- Turk: if we didn’t have the Lisbon strategy, we wouldn’t even know how much Europe is lagging behind
- Structural issue in browser competition – you have to win the SAME users over and over again from recurring IE defaults.
- Mitchell Baker: 30m users today guarantee you nothing, no financial success, ipo, getting bought..
- Anthony D Williams of Wikinomics fame on stage
- Williams: blogger.com passed cnn.com traffic already in 2006
- Williams: P&G has 1.8m external researchers networked, on call (9000 full time internally)
- Williams: The Guardian DataStore – open access to the facts journalists have gathered
- Graham Taylor: a person too old to be a digital native can live happily as a digital immigrant
- People think standards are always good. They also often slow innovation and hide vested interests.
- Two Web Masters: Spiderman and Obama.
- Matt Asay/Alfresco, former student of Lessig asked “why have so many European open source projects left for USA?”
- Minueesti? RT @PaulHofheinz: If ppl dont see public institutions solving problems, they will form other orgs to seek solution.

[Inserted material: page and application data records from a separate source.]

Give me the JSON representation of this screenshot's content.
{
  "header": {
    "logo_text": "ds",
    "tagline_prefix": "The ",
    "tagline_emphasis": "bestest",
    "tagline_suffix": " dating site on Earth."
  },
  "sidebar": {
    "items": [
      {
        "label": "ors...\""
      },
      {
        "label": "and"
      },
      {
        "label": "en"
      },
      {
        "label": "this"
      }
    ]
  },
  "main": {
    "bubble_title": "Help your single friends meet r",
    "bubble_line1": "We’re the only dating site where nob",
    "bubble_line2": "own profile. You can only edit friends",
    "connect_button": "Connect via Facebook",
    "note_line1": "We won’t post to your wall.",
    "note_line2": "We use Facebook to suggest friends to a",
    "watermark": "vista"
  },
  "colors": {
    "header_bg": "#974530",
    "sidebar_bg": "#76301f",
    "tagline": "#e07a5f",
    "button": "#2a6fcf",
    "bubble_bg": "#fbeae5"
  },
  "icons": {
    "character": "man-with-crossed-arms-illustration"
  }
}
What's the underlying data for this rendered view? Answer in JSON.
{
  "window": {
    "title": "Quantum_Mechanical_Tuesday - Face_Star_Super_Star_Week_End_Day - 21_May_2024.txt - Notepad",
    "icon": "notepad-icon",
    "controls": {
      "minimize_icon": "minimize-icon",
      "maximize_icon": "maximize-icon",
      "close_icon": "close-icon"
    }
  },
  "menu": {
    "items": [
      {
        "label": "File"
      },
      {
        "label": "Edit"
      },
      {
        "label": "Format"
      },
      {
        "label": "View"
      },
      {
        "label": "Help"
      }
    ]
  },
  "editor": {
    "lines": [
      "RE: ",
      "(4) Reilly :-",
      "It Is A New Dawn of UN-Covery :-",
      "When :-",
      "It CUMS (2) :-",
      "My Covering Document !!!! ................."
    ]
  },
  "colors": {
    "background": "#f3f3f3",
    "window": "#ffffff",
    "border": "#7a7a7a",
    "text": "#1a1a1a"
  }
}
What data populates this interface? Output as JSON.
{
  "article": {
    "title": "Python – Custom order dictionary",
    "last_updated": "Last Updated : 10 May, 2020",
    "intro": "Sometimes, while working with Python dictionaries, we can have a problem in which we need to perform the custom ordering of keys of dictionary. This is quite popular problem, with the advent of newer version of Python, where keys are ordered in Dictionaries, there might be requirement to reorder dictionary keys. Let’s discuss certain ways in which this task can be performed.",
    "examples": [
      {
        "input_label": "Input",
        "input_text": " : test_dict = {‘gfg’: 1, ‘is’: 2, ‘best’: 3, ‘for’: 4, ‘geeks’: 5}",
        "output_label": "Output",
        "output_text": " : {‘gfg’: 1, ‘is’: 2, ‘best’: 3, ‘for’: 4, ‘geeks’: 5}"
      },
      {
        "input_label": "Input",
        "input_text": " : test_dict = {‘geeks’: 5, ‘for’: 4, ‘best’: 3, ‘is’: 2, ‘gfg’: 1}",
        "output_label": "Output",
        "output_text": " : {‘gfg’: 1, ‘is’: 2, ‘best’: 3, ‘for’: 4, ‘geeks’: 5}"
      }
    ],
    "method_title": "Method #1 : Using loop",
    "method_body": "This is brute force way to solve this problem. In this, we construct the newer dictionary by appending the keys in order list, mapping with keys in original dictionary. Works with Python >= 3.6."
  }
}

I had an honor to speak at Stanford University on March 9th, as part of their European Entrepreneurship & Innovation Thought Leaders seminar series (see web site and Facebook group). I truly enjoyed the experience, meeting students, faculty and guests and joining a dinner in a smaller circle later for fascinating follow-up conversations around entrepreneurship.
(Photo courtesy of Steve Jürvetson, click on it for his notes from the audience)
Here are the slides I used:
As you might notice, my slides were just a light framework this time and most of content was oral and followed by interactive discussion. Unfortunately it is slightly more complicated with video this time. Please follow the instructions here, but beware that you need to create an account with the Stanford SCPD site (which you will hopefully find useful for accessing any other free seminars content they offer) and the videos are served using Silverlight, which may or may not be compatible with your choice of operating system or browsers, like Chrome.
Täna hõigati maha uudis, et kuu aja pärast, 19. märtsil, toimub Tallinnas Tehnopolis Presidendi Kärajate egiidi all avalik vestlus Eesti Vabariigi presidendi Toomas Hendrik Ilvese ja Skype’i presidendi ja juhatuse esimehe Josh Silvermani vahel.
Räägitakse muidugimõista innovatsioonijuttu.
Kiirematele võib õnnestuda veel leida paar kutset, palun andke märku. Ja kuna kõik soovijad kardetavasti saali ei mahu, on plaanis teha üritusest ka videoülekanne internetis.